Jim “Bones” Mackay was on the bag for his sixth major at the PGA Championship in May, but this flag likely means the most to him and will get top-shelf status. Then there was England’s Billy Foster, who finally tasted victory at a major after 40 years on the bag and kissed the flag in the lower right corner as Matt Fitzpatrick was victorious at the U.S. Open in June. New Zealand’s Sam Pinfold made off with both a Players Championship and British Open flag this year working for Aussie Cameron Smith. And who can forget Japan’s Shota Hayafuji’s beautiful gesture: removing his hat and bowing his head after claiming the flag at Augusta National last April following Hideki Matsuyama’s triumph.

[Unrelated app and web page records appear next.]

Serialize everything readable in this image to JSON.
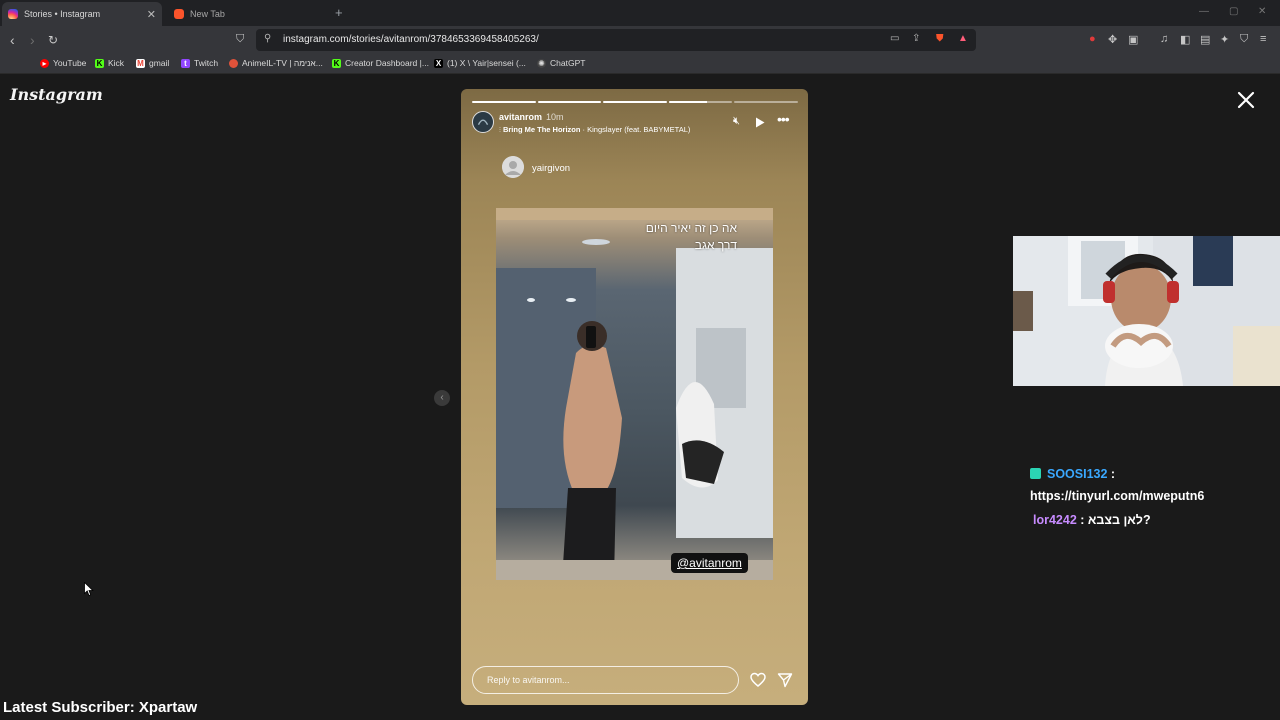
{
  "browser": {
    "tabs": [
      {
        "title": "Stories • Instagram",
        "active": true,
        "favicon": "instagram-icon"
      },
      {
        "title": "New Tab",
        "active": false,
        "favicon": "brave-icon"
      }
    ],
    "url": "instagram.com/stories/avitanrom/3784653369458405263/",
    "bookmarks": [
      {
        "label": "YouTube",
        "icon": "youtube-icon",
        "color": "#ff0000"
      },
      {
        "label": "Kick",
        "icon": "kick-icon",
        "color": "#53fc18"
      },
      {
        "label": "gmail",
        "icon": "gmail-icon",
        "color": "#ea4335"
      },
      {
        "label": "Twitch",
        "icon": "twitch-icon",
        "color": "#9146ff"
      },
      {
        "label": "AnimeIL-TV | אנימה...",
        "icon": "animeil-icon",
        "color": "#e0523a"
      },
      {
        "label": "Creator Dashboard |...",
        "icon": "kick-icon",
        "color": "#53fc18"
      },
      {
        "label": "(1) X \\ Yair|sensei (...",
        "icon": "x-icon",
        "color": "#000000"
      },
      {
        "label": "ChatGPT",
        "icon": "chatgpt-icon",
        "color": "#cccccc"
      }
    ]
  },
  "page": {
    "logo": "Instagram"
  },
  "story": {
    "username": "avitanrom",
    "time": "10m",
    "song_title": "Bring Me The Horizon",
    "song_rest": " · Kingslayer (feat. BABYMETAL)",
    "progress": [
      1,
      1,
      1,
      0.6,
      0
    ],
    "repost_user": "yairgivon",
    "caption_line1": "אה כן זה יאיר היום",
    "caption_line2": "דרך אגב",
    "mention": "@avitanrom",
    "reply_placeholder": "Reply to avitanrom..."
  },
  "chat": {
    "messages": [
      {
        "user": "SOOSI132",
        "text": "https://tinyurl.com/mweputn6"
      },
      {
        "user": "lor4242",
        "text": "לאן בצבא?"
      }
    ]
  },
  "stream": {
    "subscriber_banner": "Latest Subscriber: Xpartaw"
  }
}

From all four corners of the globe, caddies know the routine.
“As a youngster watching golf tournaments on TV in Japan, I saw that it is a tradition for caddies to take home the 18th-green flag,” Hayafuji says. “My heart was full of gratitude, and it was the natural thing for me to bow and show respect for the Masters.”
It has become a tradition unlike any other. Every week on virtually every tour, the winning caddie grabs the flag on 18. It has become the caddie’s trophy, as much of a ritual as players removing their hats and shaking hands after the round. But what is the origin of this tradition and who started it? No one seems to know.
“I don’t know how it happened,” says Scott, who earned his third Masters flag working on the bag of Scottie Scheffler to go with the previous two he pocketed with Bubba Watson in 2012 and 2014. “But it’s a cool tradition, a huge reward and a special thing. Whoever started it, I’m grateful for it.”
Golfweek did some digging, hoping to get to the bottom of this unsolved mystery, and along the way the stories we heard about caddies and flags were too good not to share.